Meanwhile in Guinea, the Ministry of the Environment and Sustainable Development has launched a campaign to reforest 6,000 hectares of land throughout the country by the end of 2022. The West African country is aiming to boost national biodiversity and rejuvenate its forests, which the Ministry says are in a state of advanced degradation.
Built Environment and Heavy Industry
The Biden administration is proposing stricter efficiency standards for gas powered furnaces, in a move that will both reduce emissions and save on household bills. If adopted, the new standard, which would become law in 2029, will require furnaces to run at 95% efficiency. The move could lead to savings of up to $1.9 billion annually and a cut in emissions of 373 million metric tons of CO2 by 2059.
Flanders, in Belgium, has become the latest geography to ban natural gas heatingin new buildings from 2025, bringing forward its goal by one year. This means that heat pumps will be compulsory in new developments.
Generous government subsidies are one of the main motivations behind a shift by some of Japan’s heavy industrial businesses towards decarbonization. According to Prime Minister Fumio Kishida, state and corporate spending on green technology is expected to reach ¥150tn ($1.1tn) over the next decade. Among these companies is construction company Kajima, which has co-developed a carbon-capturing concrete and will receive a government subsidy of ¥25bn over the next 10 years.
Scotland and the German state of Bavaria are partnering to jointly develop green hydrogen. Their agreement covers both business and science, and the discussions to date have pinned Scotland as an exporter of green hydrogen, while Bavaria supplies the technology needed for production.

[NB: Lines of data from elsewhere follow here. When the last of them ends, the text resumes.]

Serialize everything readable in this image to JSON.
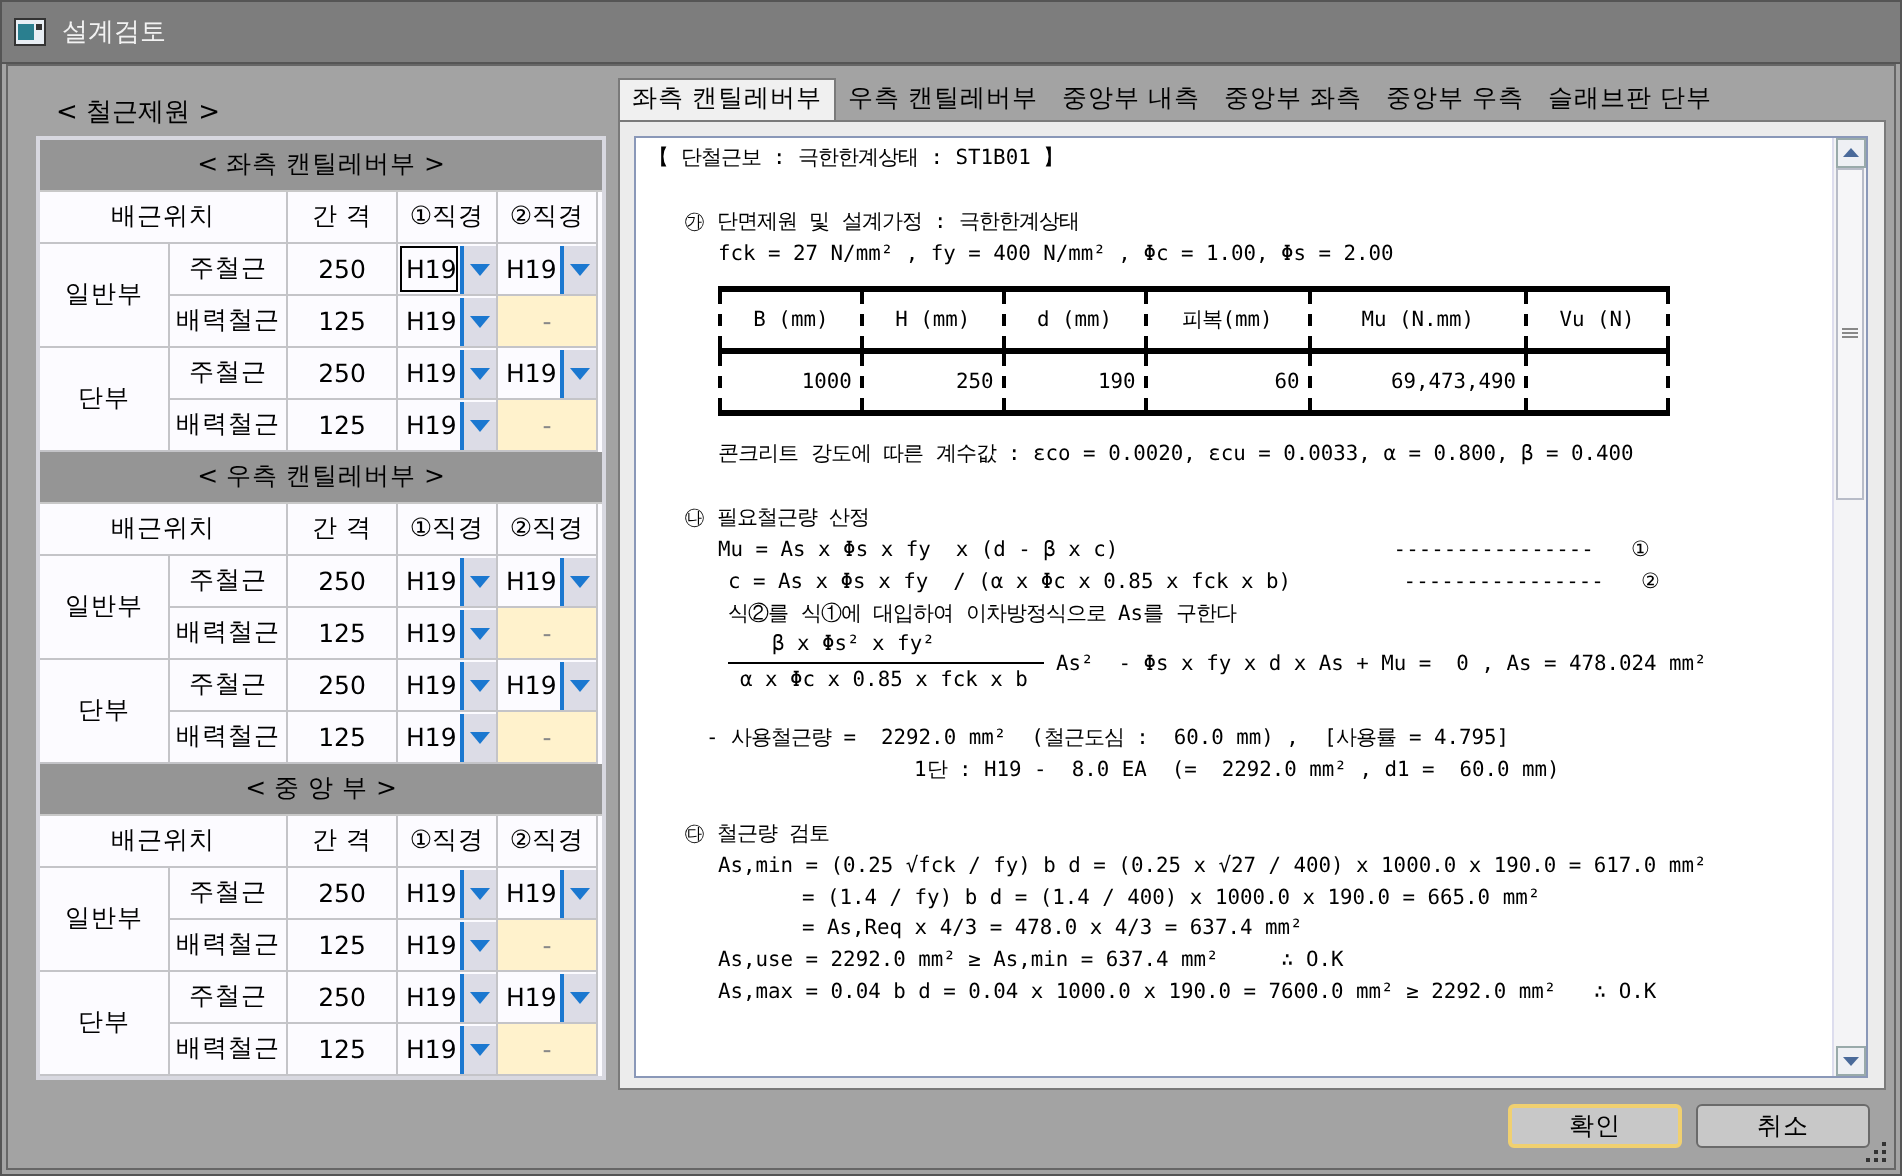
{
  "window": {
    "title": "설계검토"
  },
  "left_panel": {
    "label": "< 철근제원 >",
    "sections": [
      {
        "title": "< 좌측 캔틸레버부 >",
        "columns": [
          "배근위치",
          "간 격",
          "①직경",
          "②직경"
        ],
        "groups": [
          {
            "name": "일반부",
            "rows": [
              {
                "label": "주철근",
                "spacing": "250",
                "dia1": {
                  "value": "H19",
                  "focused": true
                },
                "dia2": {
                  "value": "H19",
                  "editable": true
                }
              },
              {
                "label": "배력철근",
                "spacing": "125",
                "dia1": {
                  "value": "H19",
                  "focused": false
                },
                "dia2": {
                  "value": "-",
                  "editable": false
                }
              }
            ]
          },
          {
            "name": "단부",
            "rows": [
              {
                "label": "주철근",
                "spacing": "250",
                "dia1": {
                  "value": "H19",
                  "focused": false
                },
                "dia2": {
                  "value": "H19",
                  "editable": true
                }
              },
              {
                "label": "배력철근",
                "spacing": "125",
                "dia1": {
                  "value": "H19",
                  "focused": false
                },
                "dia2": {
                  "value": "-",
                  "editable": false
                }
              }
            ]
          }
        ]
      },
      {
        "title": "< 우측 캔틸레버부 >",
        "columns": [
          "배근위치",
          "간 격",
          "①직경",
          "②직경"
        ],
        "groups": [
          {
            "name": "일반부",
            "rows": [
              {
                "label": "주철근",
                "spacing": "250",
                "dia1": {
                  "value": "H19",
                  "focused": false
                },
                "dia2": {
                  "value": "H19",
                  "editable": true
                }
              },
              {
                "label": "배력철근",
                "spacing": "125",
                "dia1": {
                  "value": "H19",
                  "focused": false
                },
                "dia2": {
                  "value": "-",
                  "editable": false
                }
              }
            ]
          },
          {
            "name": "단부",
            "rows": [
              {
                "label": "주철근",
                "spacing": "250",
                "dia1": {
                  "value": "H19",
                  "focused": false
                },
                "dia2": {
                  "value": "H19",
                  "editable": true
                }
              },
              {
                "label": "배력철근",
                "spacing": "125",
                "dia1": {
                  "value": "H19",
                  "focused": false
                },
                "dia2": {
                  "value": "-",
                  "editable": false
                }
              }
            ]
          }
        ]
      },
      {
        "title": "< 중 앙 부 >",
        "columns": [
          "배근위치",
          "간 격",
          "①직경",
          "②직경"
        ],
        "groups": [
          {
            "name": "일반부",
            "rows": [
              {
                "label": "주철근",
                "spacing": "250",
                "dia1": {
                  "value": "H19",
                  "focused": false
                },
                "dia2": {
                  "value": "H19",
                  "editable": true
                }
              },
              {
                "label": "배력철근",
                "spacing": "125",
                "dia1": {
                  "value": "H19",
                  "focused": false
                },
                "dia2": {
                  "value": "-",
                  "editable": false
                }
              }
            ]
          },
          {
            "name": "단부",
            "rows": [
              {
                "label": "주철근",
                "spacing": "250",
                "dia1": {
                  "value": "H19",
                  "focused": false
                },
                "dia2": {
                  "value": "H19",
                  "editable": true
                }
              },
              {
                "label": "배력철근",
                "spacing": "125",
                "dia1": {
                  "value": "H19",
                  "focused": false
                },
                "dia2": {
                  "value": "-",
                  "editable": false
                }
              }
            ]
          }
        ]
      }
    ]
  },
  "tabs": [
    {
      "label": "좌측 캔틸레버부",
      "selected": true
    },
    {
      "label": "우측 캔틸레버부",
      "selected": false
    },
    {
      "label": "중앙부 내측",
      "selected": false
    },
    {
      "label": "중앙부 좌측",
      "selected": false
    },
    {
      "label": "중앙부 우측",
      "selected": false
    },
    {
      "label": "슬래브판 단부",
      "selected": false
    }
  ],
  "report": [
    {
      "kind": "title",
      "text": "【 단철근보 : 극한한계상태 : ST1B01 】"
    },
    {
      "kind": "heading",
      "text": "㉮ 단면제원 및 설계가정 : 극한한계상태"
    },
    {
      "kind": "body",
      "text": "fck = 27 N/mm² , fy = 400 N/mm² , Φc = 1.00, Φs = 2.00"
    },
    {
      "kind": "table",
      "columns": [
        "B (mm)",
        "H (mm)",
        "d (mm)",
        "피복(mm)",
        "Mu (N.mm)",
        "Vu (N)"
      ],
      "cells": [
        "1000",
        "250",
        "190",
        "60",
        "69,473,490"
      ]
    },
    {
      "kind": "body",
      "text": "콘크리트 강도에 따른 계수값 : εco = 0.0020, εcu = 0.0033, α = 0.800, β = 0.400"
    },
    {
      "kind": "heading",
      "text": "㉯ 필요철근량 산정"
    },
    {
      "kind": "body",
      "text": "Mu = As x Φs x fy  x (d - β x c)                      ----------------   ①"
    },
    {
      "kind": "inset",
      "text": "c = As x Φs x fy  / (α x Φc x 0.85 x fck x b)         ----------------   ②"
    },
    {
      "kind": "inset",
      "text": "식②를 식①에 대입하여 이차방정식으로 As를 구한다"
    },
    {
      "kind": "fraction",
      "numerator": "β x Φs² x fy²",
      "denominator": "α x Φc x 0.85 x fck x b",
      "text": "As²  - Φs x fy x d x As + Mu =  0 , As = 478.024 mm²"
    },
    {
      "kind": "note",
      "text": "- 사용철근량 =  2292.0 mm²  (철근도심 :  60.0 mm) ,  [사용률 = 4.795]"
    },
    {
      "kind": "note-cont",
      "text": "1단 : H19 -  8.0 EA  (=  2292.0 mm² , d1 =  60.0 mm)"
    },
    {
      "kind": "heading",
      "text": "㉰ 철근량 검토"
    },
    {
      "kind": "body",
      "text": "As,min = (0.25 √fck / fy) b d = (0.25 x √27 / 400) x 1000.0 x 190.0 = 617.0 mm²"
    },
    {
      "kind": "cont",
      "text": "= (1.4 / fy) b d = (1.4 / 400) x 1000.0 x 190.0 = 665.0 mm²"
    },
    {
      "kind": "cont",
      "text": "= As,Req x 4/3 = 478.0 x 4/3 = 637.4 mm²"
    },
    {
      "kind": "body",
      "text": "As,use = 2292.0 mm² ≥ As,min = 637.4 mm²     ∴ O.K"
    },
    {
      "kind": "body",
      "text": "As,max = 0.04 b d = 0.04 x 1000.0 x 190.0 = 7600.0 mm² ≥ 2292.0 mm²   ∴ O.K"
    }
  ],
  "buttons": [
    {
      "label": "확인",
      "default": true
    },
    {
      "label": "취소",
      "default": false
    }
  ]
}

An industry-wide net zero pledge initiative has been launched by the British Property Federation to ensure that the sector’s climate mitigation approaches are both ambitious and joined up. To be able to sign the pledge, companies need a 2050 net-zero and sufficient ‘verifiable plans’ to support these targets. Signatories must also join the aforementioned Race to Zero initiative – by June 2023.
19 companies made the SME climate commitment this week:
JCS Interiors – British construction and civil engineering company
Kennet Aviation Ltd – British manufacturing company
In-Store Initiatives Limited – British retail and wholesale company
SMART Balustrades Ltd – British construction and civil engineering company
Industrial Products Online Ltd – British retail and wholesale company
HAMMADU KUMO ALYATEEMAYN GLOBAL LIMITED – Nigerian agriculture company
Pearlfisher- British creative arts company
MPS Data – British IT company
Techno Group – British metal products manufacturing company
European Carbon Control- Spanish oil seed agriculture company
PTHR – British consultancy
Maxi Construction Limited- British construction and civil engineering company
Econetiq- British land transport company
bsr- French consultancy
Mackman Group – British marketing company
Kamma – British real estate company
Architus Systems Limited – British IT company
Iberian Escapes – Portuguese travel company
TDM Consultancy – British publishing company
Total companies with SME climate commitment: 4,242
Webinars & Events:
Just Transition: Investor and Company Perspectives (Ceres webinar): 20 June
G7 Summit: 26-28 June
London Climate Action Week: 25 June – 3 July
Moral Money Summit Asia: 7-8 September
Climate Week NYC: 19 – 25 September (submit a proposal)
WBCSD Council Meeting Tokyo 2022: 25-28 October
Moral Money Summit Americas: 26-27 October
COP27: 7-18 November
Strategic partnerships manager, SME Climate Hub at We Mean Business Coalition
Various posts at BSR
Various posts at CDP
Various posts at Ceres
Various posts at The Climate Group
Various posts at WBCSD
Various posts at SBTi
Various posts at CLG Europe
Read last week’s Signals of Change: Net-zero transition – latest signals of change (10.06.22)